Trust structures are unique to each person’s situation and should be analyzed accordingly.
Other tax and reporting requirements Green Card holders must know
Besides adequately planning for US taxation before becoming a permanent US resident, you should be aware of these other requirements and implications:
Reporting foreign bank accounts and other financial assets
A US permanent resident with bank accounts outside the US must report these by filing an FBAR (Form FinCEN 114) if the aggregate value of all accounts exceeds $10,000 at any time during the calendar year. This does not only include your own personal accounts but any account you have a financial interest in or signature authority over.
Furthermore, if your assets abroad exceed certain thresholds, you must file Form 8938 together with your US tax return.
Foreign tax credits
If you pay taxes to other countries, you can use those as a credit on your US income tax returns. The foreign tax credit cannot exceed the tax amount allocated to foreign income. However, you can carry over unused credit to later years.
The US has a maximum rate of 37% for individual income (as of 2022).
Social security and retirement plans
Retirement plans and social security payments from other countries might be treated differently in the US when it comes to tax.
In general, government retirement payments (i.e., social security) from countries with tax treaties with the US are not taxable in the US. Private pension payments, on the other hand, are taxable. However, you can apply foreign tax credits for tax you already paid in the country of origin.
Furthermore, there are instances in which contributions to foreign pension plans or an increase in value are taxable in the US.
In the US you can give as a gift or inheritance up to about $11 million tax-free. If your worldwide assets exceed this exemption amount, you could consider making gifts prior to immigrating to reduce the overall amount of your estate.
Gifts or inheritance from non-US persons to US persons is not subject to US estate tax. However, if the amount exceeds $100,000 then you must report it on Form 709 Gift Tax Return.
Leaving the US and giving up your Green Card
Even when you want to end your permanent resident status, you might face tax implications. The IRS considers a Green Card holder who stayed in the US for at least 8 years out of the last 15 years a long-term resident. As such, he or she might have to pay exit tax.

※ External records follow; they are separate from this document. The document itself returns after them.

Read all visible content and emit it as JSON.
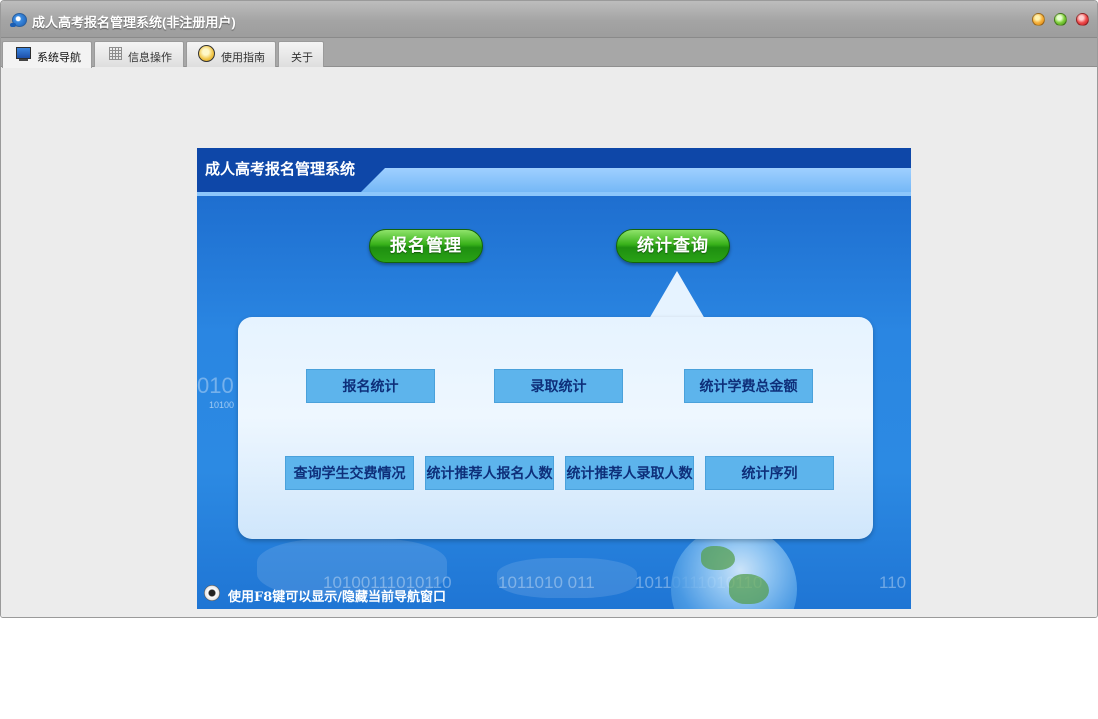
{
  "window": {
    "title": "成人高考报名管理系统(非注册用户)"
  },
  "tabs": [
    {
      "label": "系统导航",
      "icon": "monitor-icon"
    },
    {
      "label": "信息操作",
      "icon": "grid-icon"
    },
    {
      "label": "使用指南",
      "icon": "help-icon"
    },
    {
      "label": "关于"
    }
  ],
  "banner": {
    "title": "成人高考报名管理系统",
    "pills": {
      "registration": "报名管理",
      "statistics": "统计查询"
    },
    "buttons": [
      "报名统计",
      "录取统计",
      "统计学费总金额",
      "查询学生交费情况",
      "统计推荐人报名人数",
      "统计推荐人录取人数",
      "统计序列"
    ],
    "footer_note": "使用F8键可以显示/隐藏当前导航窗口",
    "deco": {
      "bits_left_big": "010",
      "bits_left_small": "10100",
      "bits_bottom_1": "1010011101011​0",
      "bits_bottom_2": "1011010  011",
      "bits_bottom_3": "1011011101011​0",
      "bits_bottom_4": "110"
    }
  },
  "colors": {
    "accent_green": "#38b21a",
    "banner_blue": "#2a86e2",
    "button_blue": "#5db4ec",
    "button_text": "#0e2f7a"
  }
}
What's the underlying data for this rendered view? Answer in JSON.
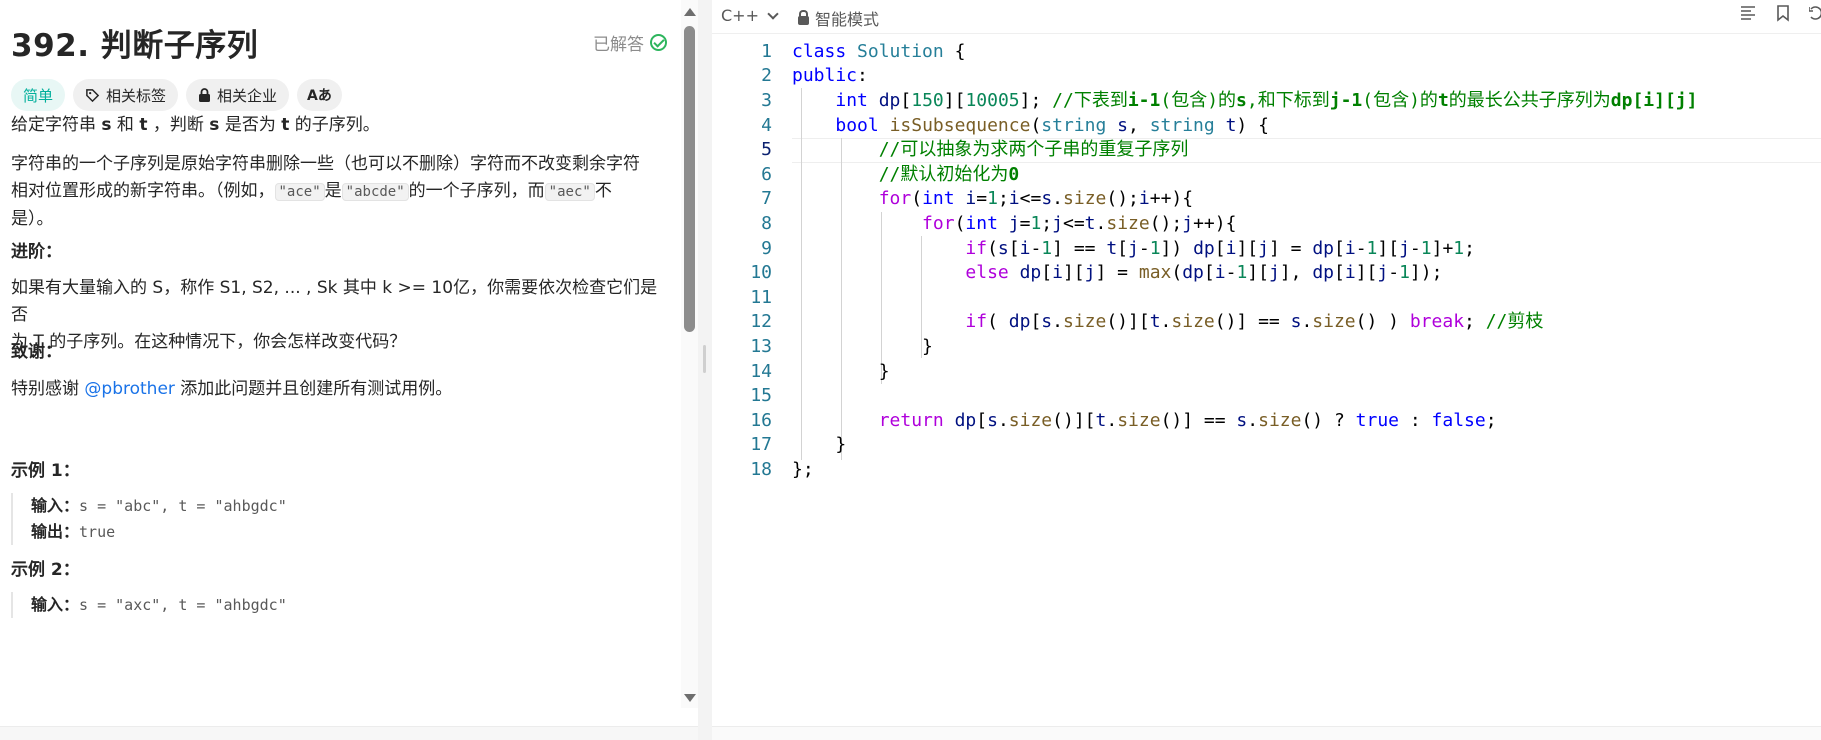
{
  "problem": {
    "title": "392. 判断子序列",
    "status": "已解答",
    "tags": {
      "difficulty": "简单",
      "topics": "相关标签",
      "companies": "相关企业",
      "translate": "Aあ"
    },
    "desc1_pre": "给定字符串 ",
    "desc1_s": "s",
    "desc1_mid": " 和 ",
    "desc1_t": "t",
    "desc1_mid2": " ，判断 ",
    "desc1_s2": "s",
    "desc1_mid3": " 是否为 ",
    "desc1_t2": "t",
    "desc1_end": " 的子序列。",
    "desc2_a": "字符串的一个子序列是原始字符串删除一些（也可以不删除）字符而不改变剩余字符",
    "desc2_b": "相对位置形成的新字符串。（例如，",
    "desc2_code1": "\"ace\"",
    "desc2_c": "是",
    "desc2_code2": "\"abcde\"",
    "desc2_d": "的一个子序列，而",
    "desc2_code3": "\"aec\"",
    "desc2_e": "不",
    "desc2_f": "是）。",
    "advanced_heading": "进阶：",
    "advanced_a": "如果有大量输入的 S，称作 S1, S2, ... , Sk 其中 k >= 10亿，你需要依次检查它们是否",
    "advanced_b": "为 T 的子序列。在这种情况下，你会怎样改变代码？",
    "thanks_heading": "致谢：",
    "thanks_pre": "特别感谢 ",
    "thanks_link": "@pbrother",
    "thanks_post": " 添加此问题并且创建所有测试用例。",
    "example1_heading": "示例 1：",
    "example1_input_label": "输入：",
    "example1_input": "s = \"abc\", t = \"ahbgdc\"",
    "example1_output_label": "输出：",
    "example1_output": "true",
    "example2_heading": "示例 2：",
    "example2_input_label": "输入：",
    "example2_input": "s = \"axc\", t = \"ahbgdc\""
  },
  "editor": {
    "language": "C++",
    "mode": "智能模式",
    "line_numbers": [
      "1",
      "2",
      "3",
      "4",
      "5",
      "6",
      "7",
      "8",
      "9",
      "10",
      "11",
      "12",
      "13",
      "14",
      "15",
      "16",
      "17",
      "18"
    ]
  },
  "colors": {
    "accent_easy": "#00af9b",
    "solved_green": "#2db55d",
    "link": "#1a73e8"
  }
}
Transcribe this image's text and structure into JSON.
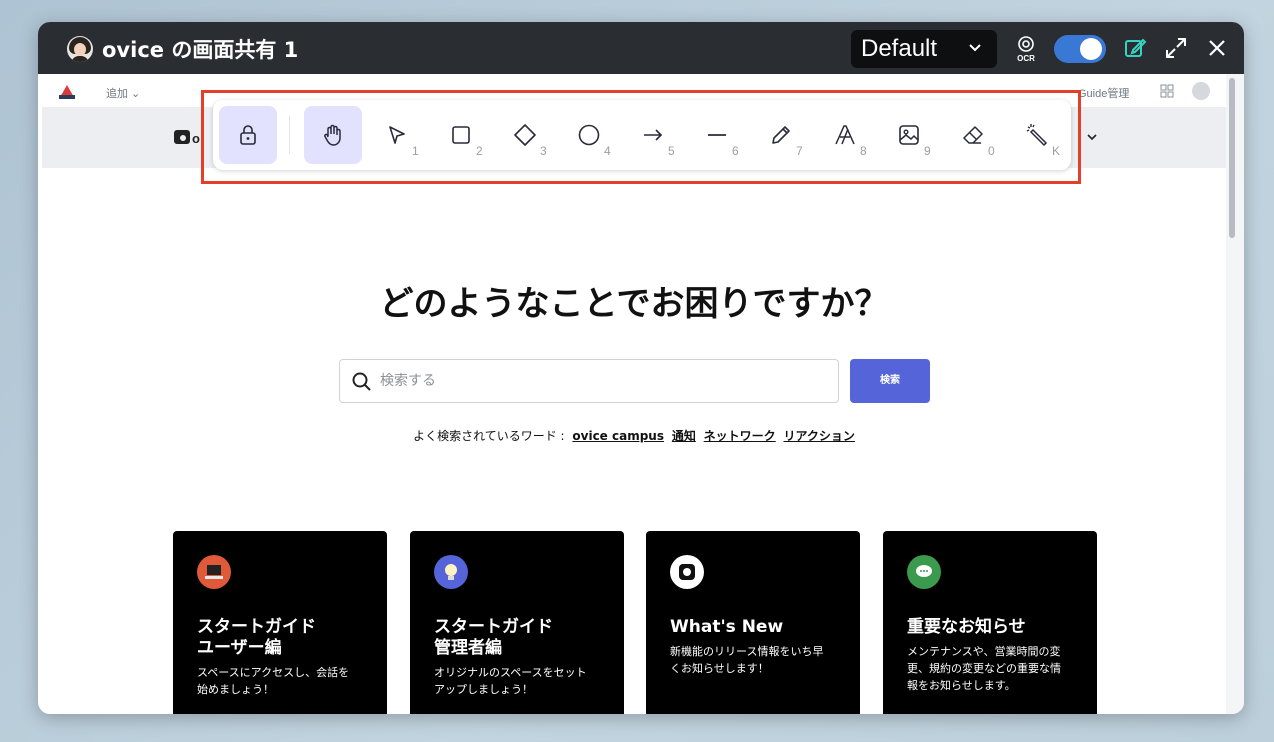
{
  "window": {
    "title": "ovice の画面共有 1",
    "preset": "Default",
    "ocr_label": "OCR",
    "toggle_on": true
  },
  "toolbar": {
    "tools": [
      {
        "name": "lock",
        "key": "",
        "active": true
      },
      {
        "name": "hand",
        "key": "",
        "active": true
      },
      {
        "name": "select",
        "key": "1"
      },
      {
        "name": "rectangle",
        "key": "2"
      },
      {
        "name": "diamond",
        "key": "3"
      },
      {
        "name": "ellipse",
        "key": "4"
      },
      {
        "name": "arrow",
        "key": "5"
      },
      {
        "name": "line",
        "key": "6"
      },
      {
        "name": "draw",
        "key": "7"
      },
      {
        "name": "text",
        "key": "8"
      },
      {
        "name": "image",
        "key": "9"
      },
      {
        "name": "eraser",
        "key": "0"
      },
      {
        "name": "laser",
        "key": "K"
      }
    ],
    "highlight_color": "#e43f2b",
    "active_color": "#e2e2ff"
  },
  "admin_bar": {
    "add_label": "追加",
    "guide_label": "Guide管理"
  },
  "page": {
    "heading": "どのようなことでお困りですか？",
    "search_placeholder": "検索する",
    "search_button": "検索",
    "popular_label": "よく検索されているワード :",
    "popular_words": [
      "ovice campus",
      "通知",
      "ネットワーク",
      "リアクション"
    ],
    "button_color": "#5564d8"
  },
  "cards": [
    {
      "title_line1": "スタートガイド",
      "title_line2": "ユーザー編",
      "desc_line1": "スペースにアクセスし、会話を",
      "desc_line2": "始めましょう！",
      "icon": "laptop-icon",
      "icon_color": "#e05a3a"
    },
    {
      "title_line1": "スタートガイド",
      "title_line2": "管理者編",
      "desc_line1": "オリジナルのスペースをセット",
      "desc_line2": "アップしましょう！",
      "icon": "lightbulb-icon",
      "icon_color": "#5564d8"
    },
    {
      "title_line1": "What's New",
      "title_line2": "",
      "desc_line1": "新機能のリリース情報をいち早",
      "desc_line2": "くお知らせします！",
      "icon": "ovice-logo-icon",
      "icon_color": "#ffffff"
    },
    {
      "title_line1": "重要なお知らせ",
      "title_line2": "",
      "desc_line1": "メンテナンスや、営業時間の変",
      "desc_line2": "更、規約の変更などの重要な情",
      "desc_line3": "報をお知らせします。",
      "icon": "chat-bubble-icon",
      "icon_color": "#3c9a4e"
    }
  ]
}
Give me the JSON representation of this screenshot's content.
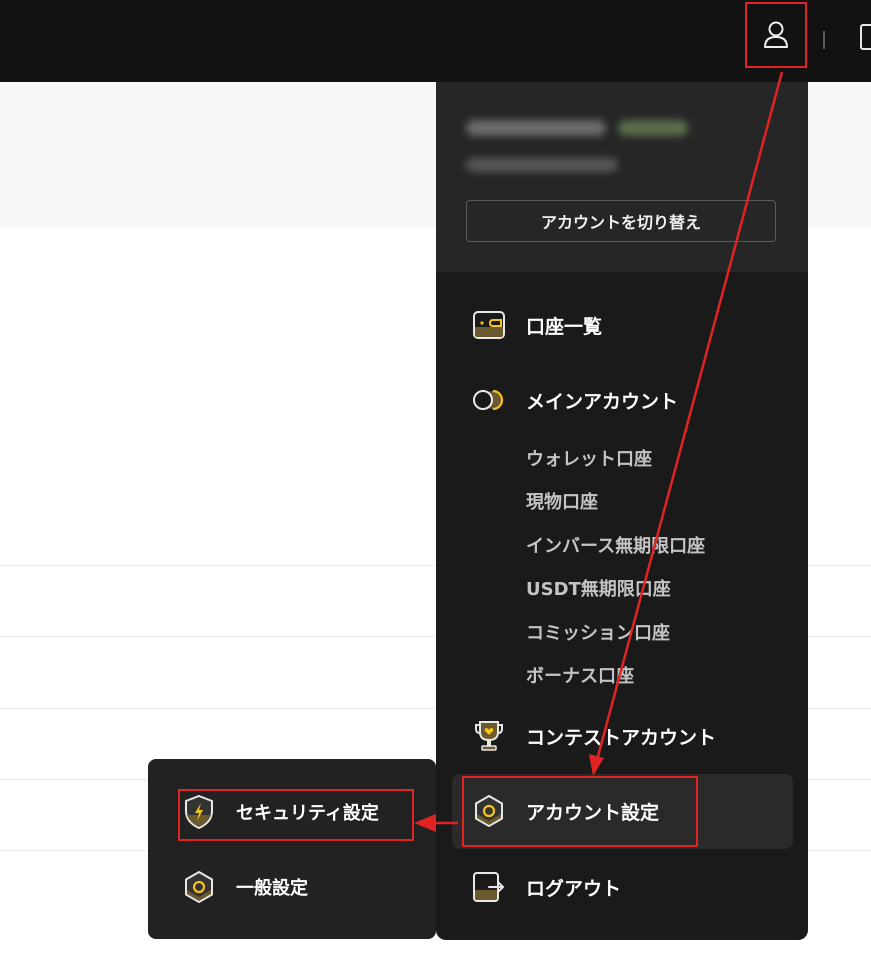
{
  "header": {
    "user_icon": "user-icon",
    "edge_icon": "checkbox-icon"
  },
  "profile": {
    "switch_label": "アカウントを切り替え"
  },
  "menu": {
    "accounts_list": {
      "label": "口座一覧",
      "icon": "wallet-icon"
    },
    "main_account": {
      "label": "メインアカウント",
      "icon": "coins-icon",
      "sub_items": [
        "ウォレット口座",
        "現物口座",
        "インバース無期限口座",
        "USDT無期限口座",
        "コミッション口座",
        "ボーナス口座"
      ]
    },
    "contest_account": {
      "label": "コンテストアカウント",
      "icon": "trophy-icon"
    },
    "account_settings": {
      "label": "アカウント設定",
      "icon": "hexagon-icon"
    },
    "logout": {
      "label": "ログアウト",
      "icon": "logout-icon"
    }
  },
  "submenu": {
    "security": {
      "label": "セキュリティ設定",
      "icon": "shield-lightning-icon"
    },
    "general": {
      "label": "一般設定",
      "icon": "hexagon-icon"
    }
  },
  "colors": {
    "accent": "#f7c21a",
    "annotation": "#e02424",
    "dropdown_bg": "#1a1a1a"
  }
}
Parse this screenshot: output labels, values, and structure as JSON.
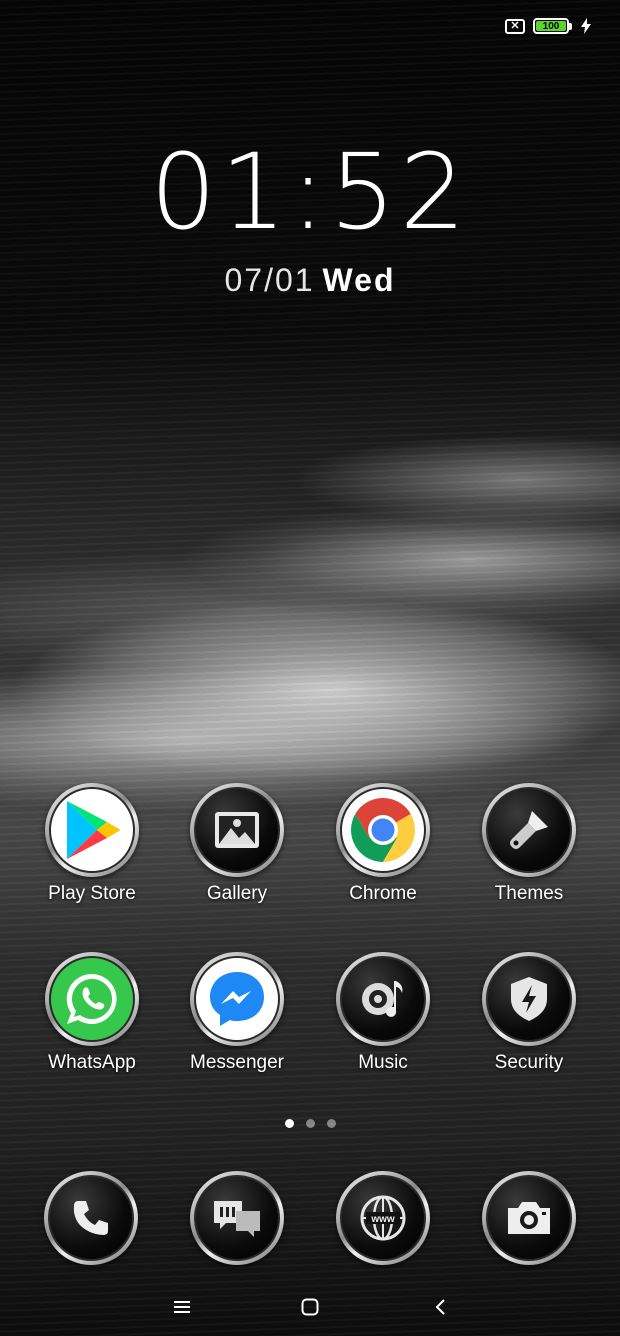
{
  "status_bar": {
    "sim_icon": "no-sim-icon",
    "battery_level": "100",
    "battery_color": "#5ad52c",
    "charging_icon": "bolt-icon"
  },
  "clock": {
    "time": "01:52",
    "date": "07/01",
    "day": "Wed"
  },
  "apps": [
    {
      "label": "Play Store",
      "icon": "play-store-icon"
    },
    {
      "label": "Gallery",
      "icon": "gallery-icon"
    },
    {
      "label": "Chrome",
      "icon": "chrome-icon"
    },
    {
      "label": "Themes",
      "icon": "paintbrush-icon"
    },
    {
      "label": "WhatsApp",
      "icon": "whatsapp-icon"
    },
    {
      "label": "Messenger",
      "icon": "messenger-icon"
    },
    {
      "label": "Music",
      "icon": "music-icon"
    },
    {
      "label": "Security",
      "icon": "shield-icon"
    }
  ],
  "pager": {
    "pages": 3,
    "active": 1
  },
  "dock": [
    {
      "icon": "phone-icon"
    },
    {
      "icon": "messages-icon"
    },
    {
      "icon": "browser-globe-icon",
      "text": "www"
    },
    {
      "icon": "camera-icon"
    }
  ],
  "nav": {
    "menu_icon": "menu-icon",
    "home_icon": "home-icon",
    "back_icon": "back-icon"
  }
}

It is also important that you officially turn in your Green Card, rather than letting it expire. If you don’t officially end your status, you still may be subject to US tax exposure after you leave the US.
When Green Card holders leave the US, they must also obtain a Departing Alien Clearance, also called “Sailing Permit”.
You will receive this departure permit after filing Form 1040-C or Form 2063, depending on your situation, with the IRS. Both forms have a section called “Certificate of Compliance”, which the IRS will sign to certify that you are in US tax compliance.
There are some exceptions for certain types of visa holders, etc., but it’s important to navigate this correctly – Our team can help you with this process if required.
US tax planning BEFORE getting a Green Card is essential
As you can see, the Green Card tax implications are complex. They can expose you to significant US taxation without careful pre-immigration tax planning.
Before entering the United States as a new permanent resident, we highly recommend reviewing all your assets for potential US tax consequences and taking the necessary steps to mitigate them.
To set up the right business structure to optimize your tax situation, schedule a consultation with our advisors.